Because the cooling water passing through the coolers does so through a tube bundle there really is nothing adding to the cooling of the L.O. tank/reservoir, other than radiant heat transfer through the walls of the L.O. tank/reservoir.

You should add the L.O. tank/reservoir temperature to the data you gather during the FIRE trial. You can easily create a Trend Recorder file to gather the data during the START attempt. I think GE Belfort has included starting/cranking motor amperage input readings and possibly some stator winding RTD input readings in the Mark* turbine control system so you can add them to the Trend file, as well. If not, you need to have someone recording amperages and stator temps (probably two people, one to toggle through the readings on the motor protective relay and one to record the values) and times at least once per minute.

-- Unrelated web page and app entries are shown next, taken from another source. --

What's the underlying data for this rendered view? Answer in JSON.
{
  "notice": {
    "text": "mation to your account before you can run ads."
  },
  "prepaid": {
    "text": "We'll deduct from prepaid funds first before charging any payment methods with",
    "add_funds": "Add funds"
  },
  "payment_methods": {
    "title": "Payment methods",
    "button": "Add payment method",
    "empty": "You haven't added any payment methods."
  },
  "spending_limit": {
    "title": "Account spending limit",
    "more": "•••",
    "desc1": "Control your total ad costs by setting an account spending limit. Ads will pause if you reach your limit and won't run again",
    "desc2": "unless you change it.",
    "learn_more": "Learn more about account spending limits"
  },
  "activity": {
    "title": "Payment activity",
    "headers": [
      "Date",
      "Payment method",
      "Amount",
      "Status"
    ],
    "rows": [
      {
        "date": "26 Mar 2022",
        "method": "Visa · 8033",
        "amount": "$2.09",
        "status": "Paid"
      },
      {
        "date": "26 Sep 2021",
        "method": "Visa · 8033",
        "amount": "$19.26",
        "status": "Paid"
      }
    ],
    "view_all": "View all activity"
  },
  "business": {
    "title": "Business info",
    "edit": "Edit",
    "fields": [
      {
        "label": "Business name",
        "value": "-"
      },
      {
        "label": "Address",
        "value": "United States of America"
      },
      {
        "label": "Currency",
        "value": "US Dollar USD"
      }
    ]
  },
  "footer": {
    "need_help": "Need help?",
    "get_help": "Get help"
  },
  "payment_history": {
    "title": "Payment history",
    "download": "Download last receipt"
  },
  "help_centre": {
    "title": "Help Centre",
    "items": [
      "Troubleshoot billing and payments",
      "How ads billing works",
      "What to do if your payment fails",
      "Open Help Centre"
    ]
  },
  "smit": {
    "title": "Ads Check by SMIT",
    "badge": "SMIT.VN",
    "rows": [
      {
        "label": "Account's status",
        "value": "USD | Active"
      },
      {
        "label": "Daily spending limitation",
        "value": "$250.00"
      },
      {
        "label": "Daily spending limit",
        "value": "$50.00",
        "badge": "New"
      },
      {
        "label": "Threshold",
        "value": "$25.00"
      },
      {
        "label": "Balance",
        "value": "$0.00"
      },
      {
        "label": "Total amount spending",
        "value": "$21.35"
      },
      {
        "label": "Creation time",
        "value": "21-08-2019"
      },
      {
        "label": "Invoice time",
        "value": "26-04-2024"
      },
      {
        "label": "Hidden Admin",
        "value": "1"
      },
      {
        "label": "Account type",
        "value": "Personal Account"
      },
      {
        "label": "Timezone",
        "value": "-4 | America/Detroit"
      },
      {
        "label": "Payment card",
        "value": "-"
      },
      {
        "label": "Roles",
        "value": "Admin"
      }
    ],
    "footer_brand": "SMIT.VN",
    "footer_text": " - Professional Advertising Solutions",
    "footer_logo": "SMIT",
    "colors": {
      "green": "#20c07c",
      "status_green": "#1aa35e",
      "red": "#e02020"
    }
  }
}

The more data you have, the better. You could add exhaust GT exhaust temperature to the Trend file, as well, to have a record of exhaust temperature during the FIRE trial, and if you let the Trend run until a short time after synchronization you will have more data about exhaust temperature during starting and acceleration, also. More data is more better.
Dear CSA

After long discussion with HRSG manufacturer they were recommended us to operate diverter damper in throttling condition(25%-70%-100%) less than one hour for HRSG warm up during start up at cold mode provided that warming the diverter damper at 370degC for about 15 minutes before operating the damper.So we need to increase the GT load 30~40 MW for warming the diverter damper and then again reduce the load to 10 MW for HRSG start up.A little change we did at our site increase the HRSG drum level for start up to avoid uneven heating of drum metal and now its working fine(slight increase in water consumption since we need to drain out water to maintain drum level <High Alarm level).

Thanks for your valuable support & time.


Thanks for the feedback, but this is from your original post to this thread:

>As per HRSG manufacturer guideline during cold start of the
>plant we usually open diverter damper step by step starting
>from 20% to 100%/ to control the HRSG HP drum metal
>temperature difference (between upper half & lower half)
>within the limit (<41 degC). It also takes 1~2 hours to
>start HRSG from cold condition, and during start up, GT load
>hold at 6~8MW or at FSNL when GT Exhaust Flue gas
>temperature is 300~310 degC.
>With this type of start up method we have faced problem in
>our Diverter Damper. i.e. generated crack on diverter damper
>shaft, deformation of diverter damper casing, etc.

I'm not quite clear exactly what has changed with the HRSG manufacturer's recommendations, and the real question is:

Is this going to solve the problems with diverter damper shaft cracking and deformation of diverter damper casing, etc.?

You were already stepping the diverter damper open, but if the shaft cracks and the diverter casing is deforming what is going to prevent that?

Sorry; I don't mean to increase any confusion. I don't understand what will change to prevent the cracking of the diverter damper shaft and deformation of the diverter damper casing, etc. I can envision that increasing the exhaust temperature will decrease the warm-up time, but how does that prevent the damage to the diverter damper components and increase the reliability of the diverter damper operation and diverter parts life?